**Your assignment**
Give back every record below word for word, with the pictures omitted.

**Entries from a dataset of interfaces**
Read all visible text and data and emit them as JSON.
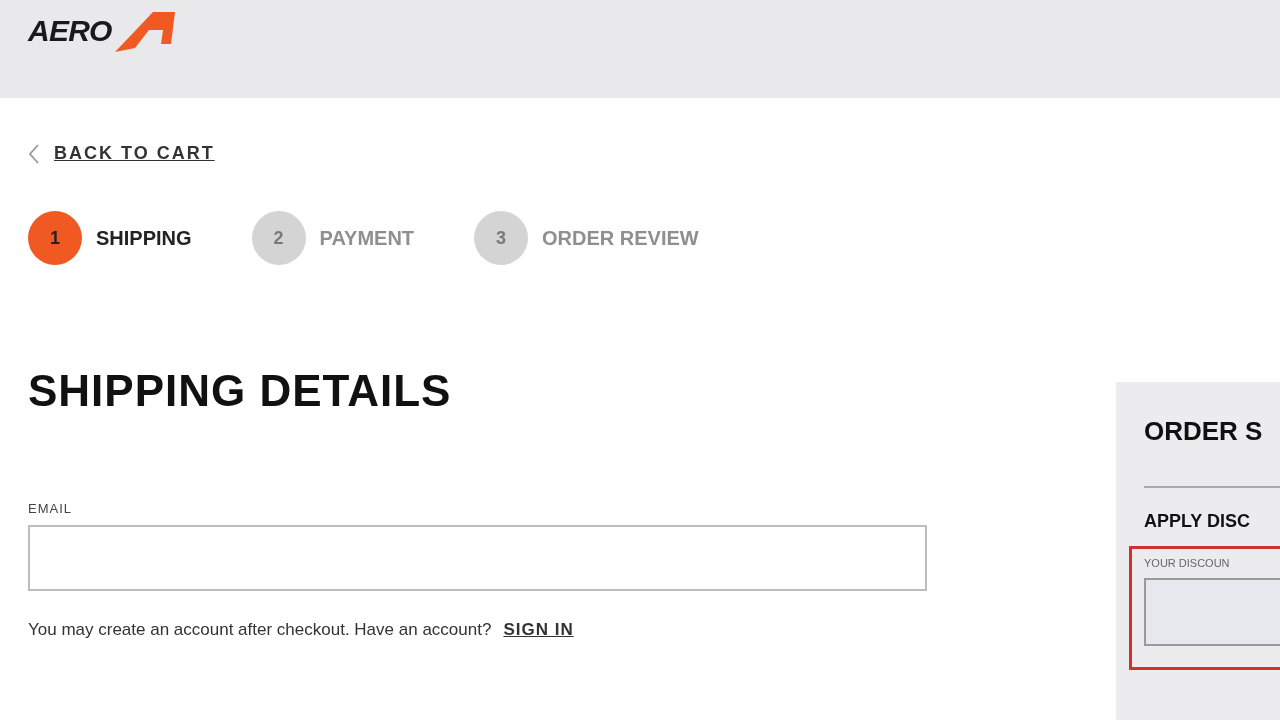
{
  "header": {
    "logo_text": "AERO"
  },
  "back_link": {
    "label": "BACK TO CART"
  },
  "steps": [
    {
      "number": "1",
      "label": "SHIPPING",
      "selected": true
    },
    {
      "number": "2",
      "label": "PAYMENT",
      "selected": false
    },
    {
      "number": "3",
      "label": "ORDER REVIEW",
      "selected": false
    }
  ],
  "form": {
    "title": "SHIPPING DETAILS",
    "email_label": "EMAIL",
    "note": "You may create an account after checkout. Have an account?",
    "sign_in": "SIGN IN"
  },
  "summary": {
    "title": "ORDER S",
    "discount_title": "APPLY DISC",
    "discount_label": "YOUR DISCOUN",
    "discount_error": true
  }
}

**Exercise output**
Read all visible text and data and emit them as JSON.
{
  "header": {
    "logo_text": "AERO"
  },
  "back_link": {
    "label": "BACK TO CART"
  },
  "steps": [
    {
      "number": "1",
      "label": "SHIPPING",
      "selected": true
    },
    {
      "number": "2",
      "label": "PAYMENT",
      "selected": false
    },
    {
      "number": "3",
      "label": "ORDER REVIEW",
      "selected": false
    }
  ],
  "form": {
    "title": "SHIPPING DETAILS",
    "email_label": "EMAIL",
    "note": "You may create an account after checkout. Have an account?",
    "sign_in": "SIGN IN"
  },
  "summary": {
    "title": "ORDER S",
    "discount_title": "APPLY DISC",
    "discount_label": "YOUR DISCOUN",
    "discount_error": true
  }
}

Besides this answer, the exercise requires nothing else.